*TASK PROMPT*.
Please give every entry again, exactly as it reads.
++++ INFORMATION SHOWN ++++
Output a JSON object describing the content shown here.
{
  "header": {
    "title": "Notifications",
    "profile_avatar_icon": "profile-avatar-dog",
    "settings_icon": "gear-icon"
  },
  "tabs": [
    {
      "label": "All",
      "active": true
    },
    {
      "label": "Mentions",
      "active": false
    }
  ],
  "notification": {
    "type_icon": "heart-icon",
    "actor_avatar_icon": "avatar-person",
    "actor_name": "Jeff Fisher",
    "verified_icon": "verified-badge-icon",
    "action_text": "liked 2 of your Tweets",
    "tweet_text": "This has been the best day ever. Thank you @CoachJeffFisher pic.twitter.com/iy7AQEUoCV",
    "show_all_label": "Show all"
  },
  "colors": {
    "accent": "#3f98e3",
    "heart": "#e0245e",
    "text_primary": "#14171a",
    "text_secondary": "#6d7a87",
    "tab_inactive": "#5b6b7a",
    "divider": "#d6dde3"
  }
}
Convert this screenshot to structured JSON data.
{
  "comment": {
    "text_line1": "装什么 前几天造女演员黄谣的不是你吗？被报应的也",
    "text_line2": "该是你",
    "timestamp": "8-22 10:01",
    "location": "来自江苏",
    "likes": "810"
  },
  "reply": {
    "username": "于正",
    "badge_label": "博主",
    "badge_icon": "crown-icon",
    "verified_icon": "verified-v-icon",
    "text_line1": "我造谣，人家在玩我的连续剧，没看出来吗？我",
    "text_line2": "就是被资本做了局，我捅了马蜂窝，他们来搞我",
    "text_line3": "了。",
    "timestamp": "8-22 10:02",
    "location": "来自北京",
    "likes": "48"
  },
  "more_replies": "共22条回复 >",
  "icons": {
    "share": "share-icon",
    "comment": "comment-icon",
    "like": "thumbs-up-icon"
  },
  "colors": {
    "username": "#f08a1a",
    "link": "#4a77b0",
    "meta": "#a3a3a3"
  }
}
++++
*SOLUTION BELOW*.
Output a JSON object describing the content shown here.
{
  "header": {
    "title": "Notifications",
    "profile_avatar_icon": "profile-avatar-dog",
    "settings_icon": "gear-icon"
  },
  "tabs": [
    {
      "label": "All",
      "active": true
    },
    {
      "label": "Mentions",
      "active": false
    }
  ],
  "notification": {
    "type_icon": "heart-icon",
    "actor_avatar_icon": "avatar-person",
    "actor_name": "Jeff Fisher",
    "verified_icon": "verified-badge-icon",
    "action_text": "liked 2 of your Tweets",
    "tweet_text": "This has been the best day ever. Thank you @CoachJeffFisher pic.twitter.com/iy7AQEUoCV",
    "show_all_label": "Show all"
  },
  "colors": {
    "accent": "#3f98e3",
    "heart": "#e0245e",
    "text_primary": "#14171a",
    "text_secondary": "#6d7a87",
    "tab_inactive": "#5b6b7a",
    "divider": "#d6dde3"
  }
}
Convert this screenshot to structured JSON data.
{
  "comment": {
    "text_line1": "装什么 前几天造女演员黄谣的不是你吗？被报应的也",
    "text_line2": "该是你",
    "timestamp": "8-22 10:01",
    "location": "来自江苏",
    "likes": "810"
  },
  "reply": {
    "username": "于正",
    "badge_label": "博主",
    "badge_icon": "crown-icon",
    "verified_icon": "verified-v-icon",
    "text_line1": "我造谣，人家在玩我的连续剧，没看出来吗？我",
    "text_line2": "就是被资本做了局，我捅了马蜂窝，他们来搞我",
    "text_line3": "了。",
    "timestamp": "8-22 10:02",
    "location": "来自北京",
    "likes": "48"
  },
  "more_replies": "共22条回复 >",
  "icons": {
    "share": "share-icon",
    "comment": "comment-icon",
    "like": "thumbs-up-icon"
  },
  "colors": {
    "username": "#f08a1a",
    "link": "#4a77b0",
    "meta": "#a3a3a3"
  }
}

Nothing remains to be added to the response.